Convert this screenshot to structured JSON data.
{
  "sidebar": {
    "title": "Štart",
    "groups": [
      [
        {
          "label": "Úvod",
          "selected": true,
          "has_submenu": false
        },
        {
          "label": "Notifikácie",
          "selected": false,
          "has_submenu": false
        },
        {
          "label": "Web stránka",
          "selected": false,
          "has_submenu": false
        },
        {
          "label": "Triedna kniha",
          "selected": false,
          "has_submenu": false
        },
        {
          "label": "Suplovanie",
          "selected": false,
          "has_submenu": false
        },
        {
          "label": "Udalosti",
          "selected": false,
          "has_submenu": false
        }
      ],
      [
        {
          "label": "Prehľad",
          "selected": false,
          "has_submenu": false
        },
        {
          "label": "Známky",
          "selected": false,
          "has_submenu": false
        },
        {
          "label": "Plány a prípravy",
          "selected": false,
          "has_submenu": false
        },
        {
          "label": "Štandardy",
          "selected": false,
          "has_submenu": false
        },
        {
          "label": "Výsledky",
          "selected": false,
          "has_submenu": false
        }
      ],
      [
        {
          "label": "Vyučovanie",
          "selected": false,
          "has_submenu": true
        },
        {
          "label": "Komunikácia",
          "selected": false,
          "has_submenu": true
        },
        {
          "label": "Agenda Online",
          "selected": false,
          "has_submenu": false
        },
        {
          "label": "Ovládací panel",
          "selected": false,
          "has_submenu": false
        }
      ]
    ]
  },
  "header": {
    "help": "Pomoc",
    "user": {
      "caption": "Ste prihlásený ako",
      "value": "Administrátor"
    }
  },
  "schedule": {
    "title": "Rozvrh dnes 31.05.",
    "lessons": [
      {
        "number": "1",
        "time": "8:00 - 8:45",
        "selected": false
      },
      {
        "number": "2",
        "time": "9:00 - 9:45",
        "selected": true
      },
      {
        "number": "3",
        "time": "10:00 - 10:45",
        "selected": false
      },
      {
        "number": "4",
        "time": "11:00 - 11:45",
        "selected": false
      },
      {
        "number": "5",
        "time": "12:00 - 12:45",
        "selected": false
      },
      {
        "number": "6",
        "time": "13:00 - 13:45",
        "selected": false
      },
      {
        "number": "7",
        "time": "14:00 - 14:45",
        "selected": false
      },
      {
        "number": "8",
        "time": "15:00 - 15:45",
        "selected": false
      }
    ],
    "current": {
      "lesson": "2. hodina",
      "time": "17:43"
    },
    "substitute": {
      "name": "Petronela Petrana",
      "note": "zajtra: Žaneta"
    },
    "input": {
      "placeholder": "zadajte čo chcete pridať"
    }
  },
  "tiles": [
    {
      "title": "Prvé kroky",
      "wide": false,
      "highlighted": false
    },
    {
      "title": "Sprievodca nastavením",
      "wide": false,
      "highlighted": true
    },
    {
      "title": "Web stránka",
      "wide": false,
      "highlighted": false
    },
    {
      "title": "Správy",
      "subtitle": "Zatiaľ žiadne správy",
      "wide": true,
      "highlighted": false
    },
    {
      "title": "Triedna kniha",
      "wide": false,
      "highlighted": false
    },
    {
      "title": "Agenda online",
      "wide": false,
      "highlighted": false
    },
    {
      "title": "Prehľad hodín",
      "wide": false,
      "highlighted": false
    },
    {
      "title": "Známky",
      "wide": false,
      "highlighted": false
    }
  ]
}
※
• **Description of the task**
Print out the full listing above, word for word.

• **Exercise response**
Convert this screenshot to structured JSON data.
{
  "sidebar": {
    "title": "Štart",
    "groups": [
      [
        {
          "label": "Úvod",
          "selected": true,
          "has_submenu": false
        },
        {
          "label": "Notifikácie",
          "selected": false,
          "has_submenu": false
        },
        {
          "label": "Web stránka",
          "selected": false,
          "has_submenu": false
        },
        {
          "label": "Triedna kniha",
          "selected": false,
          "has_submenu": false
        },
        {
          "label": "Suplovanie",
          "selected": false,
          "has_submenu": false
        },
        {
          "label": "Udalosti",
          "selected": false,
          "has_submenu": false
        }
      ],
      [
        {
          "label": "Prehľad",
          "selected": false,
          "has_submenu": false
        },
        {
          "label": "Známky",
          "selected": false,
          "has_submenu": false
        },
        {
          "label": "Plány a prípravy",
          "selected": false,
          "has_submenu": false
        },
        {
          "label": "Štandardy",
          "selected": false,
          "has_submenu": false
        },
        {
          "label": "Výsledky",
          "selected": false,
          "has_submenu": false
        }
      ],
      [
        {
          "label": "Vyučovanie",
          "selected": false,
          "has_submenu": true
        },
        {
          "label": "Komunikácia",
          "selected": false,
          "has_submenu": true
        },
        {
          "label": "Agenda Online",
          "selected": false,
          "has_submenu": false
        },
        {
          "label": "Ovládací panel",
          "selected": false,
          "has_submenu": false
        }
      ]
    ]
  },
  "header": {
    "help": "Pomoc",
    "user": {
      "caption": "Ste prihlásený ako",
      "value": "Administrátor"
    }
  },
  "schedule": {
    "title": "Rozvrh dnes 31.05.",
    "lessons": [
      {
        "number": "1",
        "time": "8:00 - 8:45",
        "selected": false
      },
      {
        "number": "2",
        "time": "9:00 - 9:45",
        "selected": true
      },
      {
        "number": "3",
        "time": "10:00 - 10:45",
        "selected": false
      },
      {
        "number": "4",
        "time": "11:00 - 11:45",
        "selected": false
      },
      {
        "number": "5",
        "time": "12:00 - 12:45",
        "selected": false
      },
      {
        "number": "6",
        "time": "13:00 - 13:45",
        "selected": false
      },
      {
        "number": "7",
        "time": "14:00 - 14:45",
        "selected": false
      },
      {
        "number": "8",
        "time": "15:00 - 15:45",
        "selected": false
      }
    ],
    "current": {
      "lesson": "2. hodina",
      "time": "17:43"
    },
    "substitute": {
      "name": "Petronela Petrana",
      "note": "zajtra: Žaneta"
    },
    "input": {
      "placeholder": "zadajte čo chcete pridať"
    }
  },
  "tiles": [
    {
      "title": "Prvé kroky",
      "wide": false,
      "highlighted": false
    },
    {
      "title": "Sprievodca nastavením",
      "wide": false,
      "highlighted": true
    },
    {
      "title": "Web stránka",
      "wide": false,
      "highlighted": false
    },
    {
      "title": "Správy",
      "subtitle": "Zatiaľ žiadne správy",
      "wide": true,
      "highlighted": false
    },
    {
      "title": "Triedna kniha",
      "wide": false,
      "highlighted": false
    },
    {
      "title": "Agenda online",
      "wide": false,
      "highlighted": false
    },
    {
      "title": "Prehľad hodín",
      "wide": false,
      "highlighted": false
    },
    {
      "title": "Známky",
      "wide": false,
      "highlighted": false
    }
  ]
}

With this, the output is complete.